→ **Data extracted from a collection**

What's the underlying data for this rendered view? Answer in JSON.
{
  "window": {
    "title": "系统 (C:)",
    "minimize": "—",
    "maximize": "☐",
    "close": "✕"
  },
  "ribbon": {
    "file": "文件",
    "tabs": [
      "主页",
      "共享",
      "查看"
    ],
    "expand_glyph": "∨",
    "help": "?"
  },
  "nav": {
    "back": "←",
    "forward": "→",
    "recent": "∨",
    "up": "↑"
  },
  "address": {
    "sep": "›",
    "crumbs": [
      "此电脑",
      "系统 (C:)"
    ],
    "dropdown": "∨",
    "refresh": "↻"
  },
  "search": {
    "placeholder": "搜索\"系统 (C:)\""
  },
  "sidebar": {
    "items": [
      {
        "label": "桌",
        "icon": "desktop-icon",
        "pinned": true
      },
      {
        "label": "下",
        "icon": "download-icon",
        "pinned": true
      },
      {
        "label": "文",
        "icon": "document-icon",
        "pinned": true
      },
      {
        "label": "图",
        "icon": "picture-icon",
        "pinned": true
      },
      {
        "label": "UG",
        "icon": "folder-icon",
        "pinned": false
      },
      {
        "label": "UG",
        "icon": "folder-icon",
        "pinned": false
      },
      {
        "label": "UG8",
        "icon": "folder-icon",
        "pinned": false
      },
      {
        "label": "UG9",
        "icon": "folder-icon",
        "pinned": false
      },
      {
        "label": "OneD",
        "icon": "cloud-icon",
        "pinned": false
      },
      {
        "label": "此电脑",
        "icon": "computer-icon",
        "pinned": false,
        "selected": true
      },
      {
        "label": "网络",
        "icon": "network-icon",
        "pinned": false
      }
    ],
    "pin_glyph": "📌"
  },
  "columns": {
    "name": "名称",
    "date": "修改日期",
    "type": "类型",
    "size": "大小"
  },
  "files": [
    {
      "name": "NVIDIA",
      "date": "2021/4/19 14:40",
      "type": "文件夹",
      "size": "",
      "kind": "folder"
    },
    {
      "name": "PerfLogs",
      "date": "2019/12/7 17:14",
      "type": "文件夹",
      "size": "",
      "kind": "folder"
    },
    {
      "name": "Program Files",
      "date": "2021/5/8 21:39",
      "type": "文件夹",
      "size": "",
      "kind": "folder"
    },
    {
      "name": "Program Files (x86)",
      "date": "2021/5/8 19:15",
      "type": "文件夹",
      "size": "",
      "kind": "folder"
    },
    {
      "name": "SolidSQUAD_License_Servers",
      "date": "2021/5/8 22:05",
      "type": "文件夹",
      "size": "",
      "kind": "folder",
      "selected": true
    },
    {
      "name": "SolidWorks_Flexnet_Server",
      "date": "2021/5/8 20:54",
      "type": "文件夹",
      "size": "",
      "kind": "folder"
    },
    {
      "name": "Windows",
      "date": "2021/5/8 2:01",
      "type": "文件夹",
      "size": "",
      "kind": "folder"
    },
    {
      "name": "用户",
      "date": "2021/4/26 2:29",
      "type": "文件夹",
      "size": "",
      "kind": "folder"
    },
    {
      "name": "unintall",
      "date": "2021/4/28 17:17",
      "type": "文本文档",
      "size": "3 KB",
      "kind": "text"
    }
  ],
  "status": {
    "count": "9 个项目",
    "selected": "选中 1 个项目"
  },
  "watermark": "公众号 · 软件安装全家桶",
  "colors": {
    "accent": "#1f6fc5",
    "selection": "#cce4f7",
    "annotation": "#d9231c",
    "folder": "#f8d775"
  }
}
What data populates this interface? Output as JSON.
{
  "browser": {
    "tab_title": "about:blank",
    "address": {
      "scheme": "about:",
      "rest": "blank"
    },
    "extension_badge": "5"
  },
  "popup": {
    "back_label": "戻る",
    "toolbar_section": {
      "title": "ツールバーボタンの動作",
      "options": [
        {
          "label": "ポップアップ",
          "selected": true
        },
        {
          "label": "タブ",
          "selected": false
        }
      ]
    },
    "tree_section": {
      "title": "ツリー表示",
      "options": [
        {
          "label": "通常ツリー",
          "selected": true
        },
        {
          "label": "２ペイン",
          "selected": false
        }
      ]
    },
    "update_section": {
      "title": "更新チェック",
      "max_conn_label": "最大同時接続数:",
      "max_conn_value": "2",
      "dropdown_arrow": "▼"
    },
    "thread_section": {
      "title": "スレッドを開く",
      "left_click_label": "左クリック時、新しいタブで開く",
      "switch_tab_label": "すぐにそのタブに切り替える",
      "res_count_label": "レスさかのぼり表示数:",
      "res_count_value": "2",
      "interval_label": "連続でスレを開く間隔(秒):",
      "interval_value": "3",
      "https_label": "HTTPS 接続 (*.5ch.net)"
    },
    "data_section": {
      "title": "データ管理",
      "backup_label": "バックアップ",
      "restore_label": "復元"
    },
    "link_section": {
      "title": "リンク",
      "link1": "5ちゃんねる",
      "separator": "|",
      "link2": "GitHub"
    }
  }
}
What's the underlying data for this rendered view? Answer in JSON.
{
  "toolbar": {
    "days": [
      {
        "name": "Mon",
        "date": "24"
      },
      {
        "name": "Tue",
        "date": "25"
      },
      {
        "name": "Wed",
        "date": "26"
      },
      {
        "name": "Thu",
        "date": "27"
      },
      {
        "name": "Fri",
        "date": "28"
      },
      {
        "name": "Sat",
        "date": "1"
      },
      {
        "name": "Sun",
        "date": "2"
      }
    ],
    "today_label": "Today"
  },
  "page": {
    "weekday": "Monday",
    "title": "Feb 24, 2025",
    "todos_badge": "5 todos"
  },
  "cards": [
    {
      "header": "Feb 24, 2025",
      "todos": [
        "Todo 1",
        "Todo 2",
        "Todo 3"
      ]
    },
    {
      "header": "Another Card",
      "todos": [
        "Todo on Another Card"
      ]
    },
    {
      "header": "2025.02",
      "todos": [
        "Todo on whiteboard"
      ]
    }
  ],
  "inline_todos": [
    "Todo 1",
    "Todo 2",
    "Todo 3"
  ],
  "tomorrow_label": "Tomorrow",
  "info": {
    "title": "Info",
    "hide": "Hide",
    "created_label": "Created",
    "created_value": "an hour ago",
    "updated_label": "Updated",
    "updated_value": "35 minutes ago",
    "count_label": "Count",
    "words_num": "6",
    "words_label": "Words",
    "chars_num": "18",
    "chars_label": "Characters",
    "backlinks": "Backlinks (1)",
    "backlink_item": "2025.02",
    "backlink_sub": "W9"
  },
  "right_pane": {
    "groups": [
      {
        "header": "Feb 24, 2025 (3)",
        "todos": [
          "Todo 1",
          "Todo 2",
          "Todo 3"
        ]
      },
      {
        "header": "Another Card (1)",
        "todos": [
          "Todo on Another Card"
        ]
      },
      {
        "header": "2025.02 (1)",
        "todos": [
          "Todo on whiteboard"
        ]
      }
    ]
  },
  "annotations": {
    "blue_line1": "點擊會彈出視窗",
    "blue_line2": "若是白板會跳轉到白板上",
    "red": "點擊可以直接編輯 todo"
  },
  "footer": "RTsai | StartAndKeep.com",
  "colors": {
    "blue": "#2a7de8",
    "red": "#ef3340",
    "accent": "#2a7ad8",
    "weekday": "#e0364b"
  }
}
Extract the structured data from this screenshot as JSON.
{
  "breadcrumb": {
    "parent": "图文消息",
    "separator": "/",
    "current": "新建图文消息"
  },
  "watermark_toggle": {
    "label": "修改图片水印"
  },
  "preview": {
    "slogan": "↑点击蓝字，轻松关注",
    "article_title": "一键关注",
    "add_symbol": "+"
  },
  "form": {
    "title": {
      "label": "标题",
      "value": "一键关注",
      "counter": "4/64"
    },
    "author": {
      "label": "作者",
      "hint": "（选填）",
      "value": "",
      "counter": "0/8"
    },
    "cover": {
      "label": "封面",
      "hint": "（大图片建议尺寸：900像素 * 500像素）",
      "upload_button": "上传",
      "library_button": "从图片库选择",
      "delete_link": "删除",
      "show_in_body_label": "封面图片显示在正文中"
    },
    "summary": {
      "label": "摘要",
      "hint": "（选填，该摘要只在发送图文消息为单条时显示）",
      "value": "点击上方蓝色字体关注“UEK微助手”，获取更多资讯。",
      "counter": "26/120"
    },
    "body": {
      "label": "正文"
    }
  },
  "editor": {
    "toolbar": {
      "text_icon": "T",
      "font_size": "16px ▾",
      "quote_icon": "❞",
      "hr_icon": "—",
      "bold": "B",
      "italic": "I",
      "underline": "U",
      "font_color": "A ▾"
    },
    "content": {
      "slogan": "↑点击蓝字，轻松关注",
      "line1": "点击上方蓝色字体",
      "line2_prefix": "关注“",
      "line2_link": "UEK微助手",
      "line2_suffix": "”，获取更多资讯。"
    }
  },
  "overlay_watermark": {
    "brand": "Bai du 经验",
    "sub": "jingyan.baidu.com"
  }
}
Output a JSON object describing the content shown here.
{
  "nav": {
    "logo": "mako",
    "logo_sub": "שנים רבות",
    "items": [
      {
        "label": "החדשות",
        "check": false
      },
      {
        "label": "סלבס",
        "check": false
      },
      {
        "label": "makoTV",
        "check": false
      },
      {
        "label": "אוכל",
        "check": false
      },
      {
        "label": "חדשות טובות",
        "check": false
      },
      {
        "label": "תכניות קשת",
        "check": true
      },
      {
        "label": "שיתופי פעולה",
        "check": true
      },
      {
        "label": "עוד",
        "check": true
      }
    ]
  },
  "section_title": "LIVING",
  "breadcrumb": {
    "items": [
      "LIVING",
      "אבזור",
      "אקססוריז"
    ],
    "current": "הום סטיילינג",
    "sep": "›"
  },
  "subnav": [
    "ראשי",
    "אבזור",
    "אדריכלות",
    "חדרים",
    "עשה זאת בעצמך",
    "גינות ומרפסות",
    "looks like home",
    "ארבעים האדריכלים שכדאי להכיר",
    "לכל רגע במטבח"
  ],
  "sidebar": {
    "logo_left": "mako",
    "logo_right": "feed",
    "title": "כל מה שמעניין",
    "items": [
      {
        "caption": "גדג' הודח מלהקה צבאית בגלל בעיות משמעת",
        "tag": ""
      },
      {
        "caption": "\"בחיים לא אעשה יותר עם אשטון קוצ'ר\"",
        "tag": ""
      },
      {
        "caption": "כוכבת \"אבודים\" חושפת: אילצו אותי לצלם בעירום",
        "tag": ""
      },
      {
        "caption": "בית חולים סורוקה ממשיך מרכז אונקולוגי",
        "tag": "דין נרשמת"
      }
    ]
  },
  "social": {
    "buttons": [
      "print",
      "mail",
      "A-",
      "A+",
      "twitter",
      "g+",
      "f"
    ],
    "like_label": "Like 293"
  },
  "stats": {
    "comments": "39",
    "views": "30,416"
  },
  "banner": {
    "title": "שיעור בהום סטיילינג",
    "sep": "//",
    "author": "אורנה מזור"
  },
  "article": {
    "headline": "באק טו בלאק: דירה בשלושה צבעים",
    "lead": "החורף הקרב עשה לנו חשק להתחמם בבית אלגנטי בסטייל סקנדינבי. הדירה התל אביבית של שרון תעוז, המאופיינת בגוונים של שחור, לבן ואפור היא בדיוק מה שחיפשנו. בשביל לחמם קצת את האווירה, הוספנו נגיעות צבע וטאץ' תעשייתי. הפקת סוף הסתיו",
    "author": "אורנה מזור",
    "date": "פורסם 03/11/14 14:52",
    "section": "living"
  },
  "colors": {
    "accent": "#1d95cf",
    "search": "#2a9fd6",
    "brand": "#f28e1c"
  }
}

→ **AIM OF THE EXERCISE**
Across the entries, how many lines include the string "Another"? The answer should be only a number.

→ **WORKED SOLUTION**
4